joe eskenazi



People glancing at the June 18 j. cover story on a new traveling exhibit featuring many never-before-seen photos of Anne Frank most likely focused on the iconic diary writer.

But not Bernard Judd.

When the 83-year-old Las Vegas resident saw the cover photo featuring Anne and unidentified friends, he had only one thought — “That’s my wife!”

Judd’s wife of 42 years, the former Eva Goldberg, is the cute little girl with the doll and dark-colored dress on the left of the photo. Anne is on the right and mutual friend Sanne Lederman is in the middle. Eva’s mother, Helene Goldberg, snapped the photo, according to Judd.

Eva, who was born in Goerlitz, Germany, often traveled with her family to Amsterdam. As native German speakers, Eva and Anne quickly became friends. Judd still has a childhood notebook of his wife’s in which Anne wrote a page-long, signed note. It is one of the few Anne Frank artifacts still in private hands.

Eva Judd died seven years ago in Las Vegas at age 68. Anne, of course, died in the Holocaust, as did Sanne.

Eva escaped her friends’ fate when the Goldberg family finagled a late transport to England. After a year there, the family relocated to Sacramento.

Eva met Judd, a Czechoslovakian-born survivor of Buchenwald who lost his parents and five siblings in the Holocaust, on a trip to Los Angeles in 1955. They were married within six months. Eva worked at the Department of Motor Vehicles and her husband had a dry-cleaning business. They moved to Las Vegas in 1995.

In their retirement, Eva and Bernard Judd went on a cruise-trip to Russia a dozen years ago, and on the way back stopped in Amsterdam. Judd claims he gave the photo of his wife, Sanne and Anne to officials at Anne Frank House, “who didn’t know what do with us.”

Since then, he’s seen the photo in magazines and four books, and “I have them all.” Eva’s picture is also featured in the U.S. Memorial Holocaust Museum in Washington, D.C.

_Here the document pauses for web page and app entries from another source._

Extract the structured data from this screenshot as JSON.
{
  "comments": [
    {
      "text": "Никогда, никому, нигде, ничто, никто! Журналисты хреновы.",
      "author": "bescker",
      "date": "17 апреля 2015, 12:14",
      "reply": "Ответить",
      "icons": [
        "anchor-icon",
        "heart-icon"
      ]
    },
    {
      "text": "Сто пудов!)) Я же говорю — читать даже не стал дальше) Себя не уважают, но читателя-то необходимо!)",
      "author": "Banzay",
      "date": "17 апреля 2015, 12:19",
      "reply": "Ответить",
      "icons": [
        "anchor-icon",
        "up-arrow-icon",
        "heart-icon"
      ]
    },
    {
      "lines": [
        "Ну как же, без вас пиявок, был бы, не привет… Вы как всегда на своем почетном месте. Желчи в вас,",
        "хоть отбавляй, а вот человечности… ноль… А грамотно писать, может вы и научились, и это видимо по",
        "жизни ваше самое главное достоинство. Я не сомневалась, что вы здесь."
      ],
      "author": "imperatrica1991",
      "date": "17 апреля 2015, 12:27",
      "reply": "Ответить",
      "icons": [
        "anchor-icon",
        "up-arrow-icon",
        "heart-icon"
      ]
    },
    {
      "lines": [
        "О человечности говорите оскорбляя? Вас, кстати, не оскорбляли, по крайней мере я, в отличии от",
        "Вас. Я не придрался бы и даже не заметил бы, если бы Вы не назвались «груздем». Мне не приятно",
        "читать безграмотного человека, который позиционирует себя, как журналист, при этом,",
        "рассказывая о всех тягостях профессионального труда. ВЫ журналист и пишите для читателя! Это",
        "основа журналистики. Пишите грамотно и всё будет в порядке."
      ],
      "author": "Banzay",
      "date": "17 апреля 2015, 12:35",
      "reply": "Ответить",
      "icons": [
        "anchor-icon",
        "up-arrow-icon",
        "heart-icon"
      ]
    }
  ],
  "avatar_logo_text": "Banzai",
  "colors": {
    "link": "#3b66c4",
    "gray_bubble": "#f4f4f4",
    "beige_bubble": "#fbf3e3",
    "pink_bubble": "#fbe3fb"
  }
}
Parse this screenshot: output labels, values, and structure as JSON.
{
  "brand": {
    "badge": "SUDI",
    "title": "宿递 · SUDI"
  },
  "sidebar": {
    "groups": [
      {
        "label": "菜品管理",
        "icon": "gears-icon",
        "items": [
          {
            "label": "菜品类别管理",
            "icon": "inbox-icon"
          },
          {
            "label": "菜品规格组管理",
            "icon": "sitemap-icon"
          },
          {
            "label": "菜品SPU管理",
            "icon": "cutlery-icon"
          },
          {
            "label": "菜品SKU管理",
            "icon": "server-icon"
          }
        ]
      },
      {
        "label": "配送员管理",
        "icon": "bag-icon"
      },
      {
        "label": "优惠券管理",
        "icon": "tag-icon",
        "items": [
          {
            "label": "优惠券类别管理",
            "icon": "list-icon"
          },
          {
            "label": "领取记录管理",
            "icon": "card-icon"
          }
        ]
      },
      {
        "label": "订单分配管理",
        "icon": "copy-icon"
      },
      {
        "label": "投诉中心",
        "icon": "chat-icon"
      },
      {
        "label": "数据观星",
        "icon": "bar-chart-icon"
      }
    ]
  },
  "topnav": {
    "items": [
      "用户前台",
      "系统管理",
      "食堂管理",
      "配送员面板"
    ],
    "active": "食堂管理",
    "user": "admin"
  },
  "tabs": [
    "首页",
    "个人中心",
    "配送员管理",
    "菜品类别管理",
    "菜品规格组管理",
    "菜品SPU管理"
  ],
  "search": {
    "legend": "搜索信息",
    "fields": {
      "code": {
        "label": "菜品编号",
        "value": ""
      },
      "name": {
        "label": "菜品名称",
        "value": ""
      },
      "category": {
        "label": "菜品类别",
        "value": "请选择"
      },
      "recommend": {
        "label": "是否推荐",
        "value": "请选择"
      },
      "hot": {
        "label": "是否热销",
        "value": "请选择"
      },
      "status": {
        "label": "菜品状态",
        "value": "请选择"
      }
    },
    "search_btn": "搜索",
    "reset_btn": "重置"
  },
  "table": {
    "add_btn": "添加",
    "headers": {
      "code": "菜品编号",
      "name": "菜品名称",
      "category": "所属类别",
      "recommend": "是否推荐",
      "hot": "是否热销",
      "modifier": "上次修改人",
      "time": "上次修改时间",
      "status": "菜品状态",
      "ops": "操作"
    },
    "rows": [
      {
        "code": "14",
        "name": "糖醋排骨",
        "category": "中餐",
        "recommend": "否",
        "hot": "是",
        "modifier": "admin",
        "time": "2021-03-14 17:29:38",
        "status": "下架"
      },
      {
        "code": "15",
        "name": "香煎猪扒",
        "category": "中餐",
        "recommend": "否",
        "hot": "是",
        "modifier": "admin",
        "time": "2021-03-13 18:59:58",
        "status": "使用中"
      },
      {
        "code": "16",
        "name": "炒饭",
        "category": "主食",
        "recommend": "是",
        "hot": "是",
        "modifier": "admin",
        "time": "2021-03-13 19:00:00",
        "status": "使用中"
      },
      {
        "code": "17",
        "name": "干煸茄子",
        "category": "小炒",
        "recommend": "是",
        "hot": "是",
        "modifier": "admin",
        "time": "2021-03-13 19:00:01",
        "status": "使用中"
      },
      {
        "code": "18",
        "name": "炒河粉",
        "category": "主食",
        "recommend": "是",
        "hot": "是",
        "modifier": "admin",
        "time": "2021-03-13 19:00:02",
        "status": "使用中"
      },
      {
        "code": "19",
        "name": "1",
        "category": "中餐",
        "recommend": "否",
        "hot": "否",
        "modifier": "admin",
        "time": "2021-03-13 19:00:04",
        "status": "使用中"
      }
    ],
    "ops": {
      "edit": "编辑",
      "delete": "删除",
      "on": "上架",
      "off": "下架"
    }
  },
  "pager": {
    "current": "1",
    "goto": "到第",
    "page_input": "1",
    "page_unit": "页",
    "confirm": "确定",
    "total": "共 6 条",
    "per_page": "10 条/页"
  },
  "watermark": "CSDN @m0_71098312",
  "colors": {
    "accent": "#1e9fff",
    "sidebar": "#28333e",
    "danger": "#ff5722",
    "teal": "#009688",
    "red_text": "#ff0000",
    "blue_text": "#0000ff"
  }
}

Judd’s friend and neighbor, former Bay Area resident Jerry Klonoff, passed him the copy of j. “As soon as he saw the pictures, he gave me the magazine,” said Judd.

“He said, ‘They don’t know Eva’s name. You better call them.’”

So, this week, he did.